Items from an interface collection
======

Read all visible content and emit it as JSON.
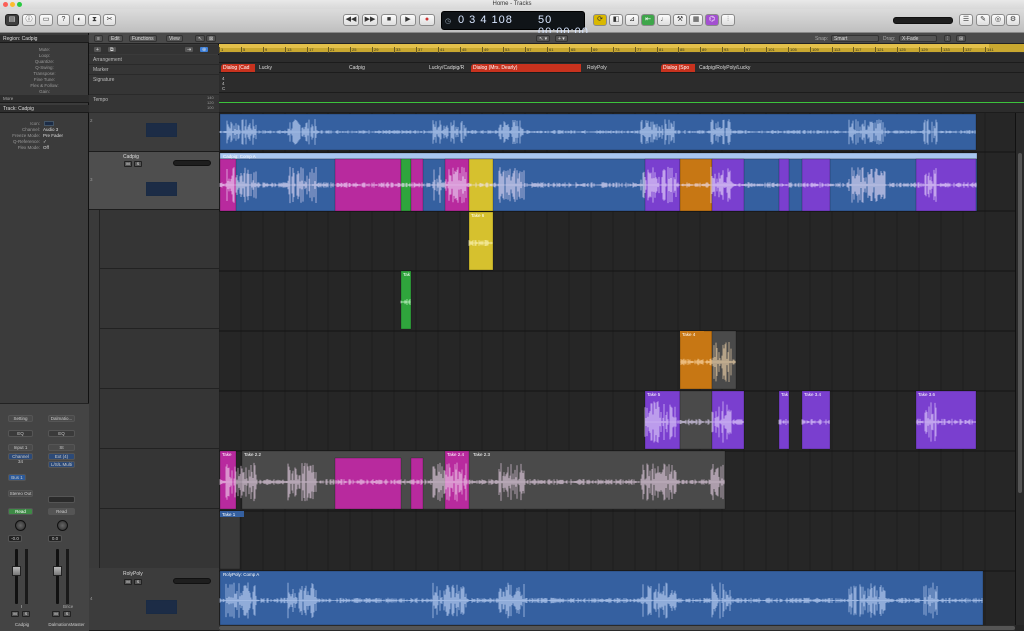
{
  "window": {
    "title": "Home - Tracks"
  },
  "transport": {
    "bar": "3",
    "beat": "4",
    "division": "1",
    "tick": "108",
    "bar_display": "0  3  4  108",
    "time_display": "50 00:00:00",
    "tempo": "120",
    "sig": "4/4"
  },
  "local_menu": {
    "edit": "Edit",
    "functions": "Functions",
    "view": "View"
  },
  "snap": {
    "label": "Snap:",
    "value": "Smart"
  },
  "drag": {
    "label": "Drag:",
    "value": "X-Fade"
  },
  "global_tracks": [
    {
      "name": "Arrangement"
    },
    {
      "name": "Marker"
    },
    {
      "name": "Signature"
    },
    {
      "name": "Tempo"
    }
  ],
  "tempo_values": {
    "top": "140",
    "mid": "120",
    "bottom": "100"
  },
  "markers": [
    {
      "label": "Dialog (Cad",
      "style": "red"
    },
    {
      "label": "Lucky",
      "style": "plain"
    },
    {
      "label": "Cadpig",
      "style": "plain"
    },
    {
      "label": "Lucky/Cadpig/R",
      "style": "plain"
    },
    {
      "label": "Dialog (Mrs. Dearly)",
      "style": "red"
    },
    {
      "label": "RolyPoly",
      "style": "plain"
    },
    {
      "label": "Dialog (Spo",
      "style": "red"
    },
    {
      "label": "Cadpig/RolyPoly/Lucky",
      "style": "plain"
    }
  ],
  "signature": {
    "value": "4",
    "sub": "4",
    "key": "C"
  },
  "ruler_ticks": [
    "1",
    "5",
    "9",
    "13",
    "17",
    "21",
    "25",
    "29",
    "33",
    "37",
    "41",
    "45",
    "49",
    "53",
    "57",
    "61",
    "65",
    "69",
    "73",
    "77",
    "81",
    "85",
    "89",
    "93",
    "97",
    "101",
    "105",
    "109",
    "113",
    "117",
    "121",
    "125",
    "129",
    "133",
    "137",
    "141"
  ],
  "inspector": {
    "region_header": "Region:  Cadpig",
    "region_rows": [
      "Mute:",
      "Loop:",
      "Quantize:",
      "Q-Swing:",
      "Transpose:",
      "Fine Tune:",
      "Flex & Follow:",
      "Gain:"
    ],
    "more_label": "More",
    "track_header": "Track:  Cadpig",
    "track_rows": [
      {
        "k": "Icon:",
        "v": ""
      },
      {
        "k": "Channel:",
        "v": "Audio 3"
      },
      {
        "k": "Freeze Mode:",
        "v": "Pre Fader"
      },
      {
        "k": "Q-Reference:",
        "v": "✓"
      },
      {
        "k": "Flex Mode:",
        "v": "Off"
      }
    ],
    "strip1": {
      "setting": "Setting",
      "eq": "EQ",
      "input": "Input 1",
      "input2": "Channel 34",
      "send": "Bus 1",
      "output": "Stereo Out",
      "automation": "Read",
      "pan": "-0.0",
      "name": "Cadpig",
      "m": "M",
      "s": "S"
    },
    "strip2": {
      "setting": "Dalmatio...",
      "eq": "EQ",
      "input": "St",
      "input2": "Ext (4)",
      "send": "L/S/L Multi",
      "output": "",
      "automation": "Read",
      "pan": "0.0",
      "name": "DalmationsMaster",
      "m": "M",
      "s": "S",
      "tag": "Bnce"
    }
  },
  "tracks": [
    {
      "num": "2",
      "name": "",
      "row": "top"
    },
    {
      "num": "3",
      "name": "Cadpig",
      "m": "M",
      "s": "S"
    },
    {
      "num": "4",
      "name": "RolyPoly",
      "m": "M",
      "s": "S"
    }
  ],
  "regions": [
    {
      "label": "Cadpig: Comp A",
      "name": "comp-a-header"
    },
    {
      "label": "Take 6"
    },
    {
      "label": "Tak"
    },
    {
      "label": "Take 4"
    },
    {
      "label": "Take 5"
    },
    {
      "label": "Tak"
    },
    {
      "label": "Take 3.4"
    },
    {
      "label": "Take 3.6"
    },
    {
      "label": "Take"
    },
    {
      "label": "Take 2.2"
    },
    {
      "label": "Take 2.4"
    },
    {
      "label": "Take 2.3"
    },
    {
      "label": "Take 1"
    },
    {
      "label": "RolyPoly: Comp A"
    }
  ],
  "colors": {
    "blue": "#3560a0",
    "magenta": "#b82a9e",
    "yellow": "#d6c12e",
    "green": "#2fa53c",
    "orange": "#c77714",
    "purple": "#7a3fcf",
    "gray": "#4a4a4a",
    "ruler": "#c9a830",
    "red": "#c8321e"
  }
}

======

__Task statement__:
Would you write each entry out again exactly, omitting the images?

__Your response__:
Read all visible content and emit it as JSON.
{
  "window": {
    "title": "Home - Tracks"
  },
  "transport": {
    "bar": "3",
    "beat": "4",
    "division": "1",
    "tick": "108",
    "bar_display": "0  3  4  108",
    "time_display": "50 00:00:00",
    "tempo": "120",
    "sig": "4/4"
  },
  "local_menu": {
    "edit": "Edit",
    "functions": "Functions",
    "view": "View"
  },
  "snap": {
    "label": "Snap:",
    "value": "Smart"
  },
  "drag": {
    "label": "Drag:",
    "value": "X-Fade"
  },
  "global_tracks": [
    {
      "name": "Arrangement"
    },
    {
      "name": "Marker"
    },
    {
      "name": "Signature"
    },
    {
      "name": "Tempo"
    }
  ],
  "tempo_values": {
    "top": "140",
    "mid": "120",
    "bottom": "100"
  },
  "markers": [
    {
      "label": "Dialog (Cad",
      "style": "red"
    },
    {
      "label": "Lucky",
      "style": "plain"
    },
    {
      "label": "Cadpig",
      "style": "plain"
    },
    {
      "label": "Lucky/Cadpig/R",
      "style": "plain"
    },
    {
      "label": "Dialog (Mrs. Dearly)",
      "style": "red"
    },
    {
      "label": "RolyPoly",
      "style": "plain"
    },
    {
      "label": "Dialog (Spo",
      "style": "red"
    },
    {
      "label": "Cadpig/RolyPoly/Lucky",
      "style": "plain"
    }
  ],
  "signature": {
    "value": "4",
    "sub": "4",
    "key": "C"
  },
  "ruler_ticks": [
    "1",
    "5",
    "9",
    "13",
    "17",
    "21",
    "25",
    "29",
    "33",
    "37",
    "41",
    "45",
    "49",
    "53",
    "57",
    "61",
    "65",
    "69",
    "73",
    "77",
    "81",
    "85",
    "89",
    "93",
    "97",
    "101",
    "105",
    "109",
    "113",
    "117",
    "121",
    "125",
    "129",
    "133",
    "137",
    "141"
  ],
  "inspector": {
    "region_header": "Region:  Cadpig",
    "region_rows": [
      "Mute:",
      "Loop:",
      "Quantize:",
      "Q-Swing:",
      "Transpose:",
      "Fine Tune:",
      "Flex & Follow:",
      "Gain:"
    ],
    "more_label": "More",
    "track_header": "Track:  Cadpig",
    "track_rows": [
      {
        "k": "Icon:",
        "v": ""
      },
      {
        "k": "Channel:",
        "v": "Audio 3"
      },
      {
        "k": "Freeze Mode:",
        "v": "Pre Fader"
      },
      {
        "k": "Q-Reference:",
        "v": "✓"
      },
      {
        "k": "Flex Mode:",
        "v": "Off"
      }
    ],
    "strip1": {
      "setting": "Setting",
      "eq": "EQ",
      "input": "Input 1",
      "input2": "Channel 34",
      "send": "Bus 1",
      "output": "Stereo Out",
      "automation": "Read",
      "pan": "-0.0",
      "name": "Cadpig",
      "m": "M",
      "s": "S"
    },
    "strip2": {
      "setting": "Dalmatio...",
      "eq": "EQ",
      "input": "St",
      "input2": "Ext (4)",
      "send": "L/S/L Multi",
      "output": "",
      "automation": "Read",
      "pan": "0.0",
      "name": "DalmationsMaster",
      "m": "M",
      "s": "S",
      "tag": "Bnce"
    }
  },
  "tracks": [
    {
      "num": "2",
      "name": "",
      "row": "top"
    },
    {
      "num": "3",
      "name": "Cadpig",
      "m": "M",
      "s": "S"
    },
    {
      "num": "4",
      "name": "RolyPoly",
      "m": "M",
      "s": "S"
    }
  ],
  "regions": [
    {
      "label": "Cadpig: Comp A",
      "name": "comp-a-header"
    },
    {
      "label": "Take 6"
    },
    {
      "label": "Tak"
    },
    {
      "label": "Take 4"
    },
    {
      "label": "Take 5"
    },
    {
      "label": "Tak"
    },
    {
      "label": "Take 3.4"
    },
    {
      "label": "Take 3.6"
    },
    {
      "label": "Take"
    },
    {
      "label": "Take 2.2"
    },
    {
      "label": "Take 2.4"
    },
    {
      "label": "Take 2.3"
    },
    {
      "label": "Take 1"
    },
    {
      "label": "RolyPoly: Comp A"
    }
  ],
  "colors": {
    "blue": "#3560a0",
    "magenta": "#b82a9e",
    "yellow": "#d6c12e",
    "green": "#2fa53c",
    "orange": "#c77714",
    "purple": "#7a3fcf",
    "gray": "#4a4a4a",
    "ruler": "#c9a830",
    "red": "#c8321e"
  }
}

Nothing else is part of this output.